The problem - Report each line from the entries in which "JSON" can be found.

[Records from a dataset]
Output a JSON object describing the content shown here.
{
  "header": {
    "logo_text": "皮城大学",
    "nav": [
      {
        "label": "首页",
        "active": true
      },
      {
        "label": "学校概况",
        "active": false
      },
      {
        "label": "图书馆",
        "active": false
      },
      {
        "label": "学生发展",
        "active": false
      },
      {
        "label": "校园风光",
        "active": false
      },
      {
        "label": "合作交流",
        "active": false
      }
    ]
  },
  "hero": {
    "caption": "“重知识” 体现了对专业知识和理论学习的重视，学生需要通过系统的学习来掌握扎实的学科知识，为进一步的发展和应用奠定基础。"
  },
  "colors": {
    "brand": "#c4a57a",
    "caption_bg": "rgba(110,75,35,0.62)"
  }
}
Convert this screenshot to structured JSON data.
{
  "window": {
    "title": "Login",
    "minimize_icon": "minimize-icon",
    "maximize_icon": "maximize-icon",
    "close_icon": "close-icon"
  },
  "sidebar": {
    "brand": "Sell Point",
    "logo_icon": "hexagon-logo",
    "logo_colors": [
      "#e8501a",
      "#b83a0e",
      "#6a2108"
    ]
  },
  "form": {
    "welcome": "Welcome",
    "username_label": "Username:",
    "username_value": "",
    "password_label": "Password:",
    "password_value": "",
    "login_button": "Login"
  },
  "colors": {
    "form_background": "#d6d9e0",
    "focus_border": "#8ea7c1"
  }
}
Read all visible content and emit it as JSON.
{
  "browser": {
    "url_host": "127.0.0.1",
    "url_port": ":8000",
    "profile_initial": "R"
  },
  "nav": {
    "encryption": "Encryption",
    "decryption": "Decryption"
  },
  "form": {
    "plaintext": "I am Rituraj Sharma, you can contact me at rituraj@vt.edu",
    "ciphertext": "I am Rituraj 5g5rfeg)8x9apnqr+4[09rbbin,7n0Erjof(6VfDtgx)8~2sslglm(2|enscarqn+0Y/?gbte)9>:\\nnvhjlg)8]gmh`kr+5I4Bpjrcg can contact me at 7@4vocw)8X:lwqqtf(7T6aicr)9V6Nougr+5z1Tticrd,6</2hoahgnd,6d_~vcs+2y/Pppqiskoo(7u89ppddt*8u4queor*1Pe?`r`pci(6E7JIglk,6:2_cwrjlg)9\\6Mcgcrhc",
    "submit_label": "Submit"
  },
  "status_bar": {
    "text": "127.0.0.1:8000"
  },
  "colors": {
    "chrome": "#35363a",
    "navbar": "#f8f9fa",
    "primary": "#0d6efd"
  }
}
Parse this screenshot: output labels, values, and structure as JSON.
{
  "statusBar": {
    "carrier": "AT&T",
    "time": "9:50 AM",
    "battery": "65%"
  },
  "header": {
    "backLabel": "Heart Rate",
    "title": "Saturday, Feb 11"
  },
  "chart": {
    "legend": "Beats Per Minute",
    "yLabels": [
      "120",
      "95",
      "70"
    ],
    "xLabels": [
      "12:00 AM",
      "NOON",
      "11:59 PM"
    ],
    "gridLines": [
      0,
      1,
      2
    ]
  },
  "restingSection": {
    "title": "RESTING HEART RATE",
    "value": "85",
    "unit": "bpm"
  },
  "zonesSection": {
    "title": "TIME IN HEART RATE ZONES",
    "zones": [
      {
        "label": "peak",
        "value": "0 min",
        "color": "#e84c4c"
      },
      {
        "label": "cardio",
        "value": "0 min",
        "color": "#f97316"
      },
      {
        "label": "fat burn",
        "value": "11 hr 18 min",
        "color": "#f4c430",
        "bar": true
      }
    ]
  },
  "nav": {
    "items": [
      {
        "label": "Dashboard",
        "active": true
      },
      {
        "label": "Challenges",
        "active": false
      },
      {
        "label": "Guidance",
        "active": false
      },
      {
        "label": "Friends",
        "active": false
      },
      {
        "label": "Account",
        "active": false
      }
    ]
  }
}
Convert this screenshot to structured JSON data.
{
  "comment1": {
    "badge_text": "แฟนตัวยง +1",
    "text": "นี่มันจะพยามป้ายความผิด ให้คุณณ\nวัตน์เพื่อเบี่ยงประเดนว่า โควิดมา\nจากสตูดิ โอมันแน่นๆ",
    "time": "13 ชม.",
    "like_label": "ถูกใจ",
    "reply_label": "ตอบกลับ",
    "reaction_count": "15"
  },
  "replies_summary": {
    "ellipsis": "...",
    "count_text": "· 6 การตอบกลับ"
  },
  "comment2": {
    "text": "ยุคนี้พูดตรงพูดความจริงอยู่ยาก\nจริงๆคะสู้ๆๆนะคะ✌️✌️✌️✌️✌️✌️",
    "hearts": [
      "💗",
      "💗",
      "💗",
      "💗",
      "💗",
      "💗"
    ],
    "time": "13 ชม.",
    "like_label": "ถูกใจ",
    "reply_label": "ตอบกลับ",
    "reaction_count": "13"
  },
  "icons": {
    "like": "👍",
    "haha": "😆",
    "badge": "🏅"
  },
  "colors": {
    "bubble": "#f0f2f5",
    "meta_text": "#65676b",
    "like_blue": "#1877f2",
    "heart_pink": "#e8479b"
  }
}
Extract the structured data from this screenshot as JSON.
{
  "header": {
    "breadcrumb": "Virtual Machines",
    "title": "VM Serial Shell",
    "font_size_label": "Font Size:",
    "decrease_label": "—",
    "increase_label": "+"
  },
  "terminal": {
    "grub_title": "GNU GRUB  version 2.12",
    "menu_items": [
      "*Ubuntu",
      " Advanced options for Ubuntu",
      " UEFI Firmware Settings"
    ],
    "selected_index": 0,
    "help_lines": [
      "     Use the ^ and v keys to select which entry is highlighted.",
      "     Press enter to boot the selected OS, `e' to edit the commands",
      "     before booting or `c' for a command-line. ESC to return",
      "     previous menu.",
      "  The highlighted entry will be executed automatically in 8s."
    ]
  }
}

Exercise solution -
Output a JSON object describing the content shown here.
Convert this screenshot to structured JSON data.
Read all visible content and emit it as JSON.
Parse this screenshot: output labels, values, and structure as JSON.
Convert this screenshot to structured JSON data.
Extract the structured data from this screenshot as JSON.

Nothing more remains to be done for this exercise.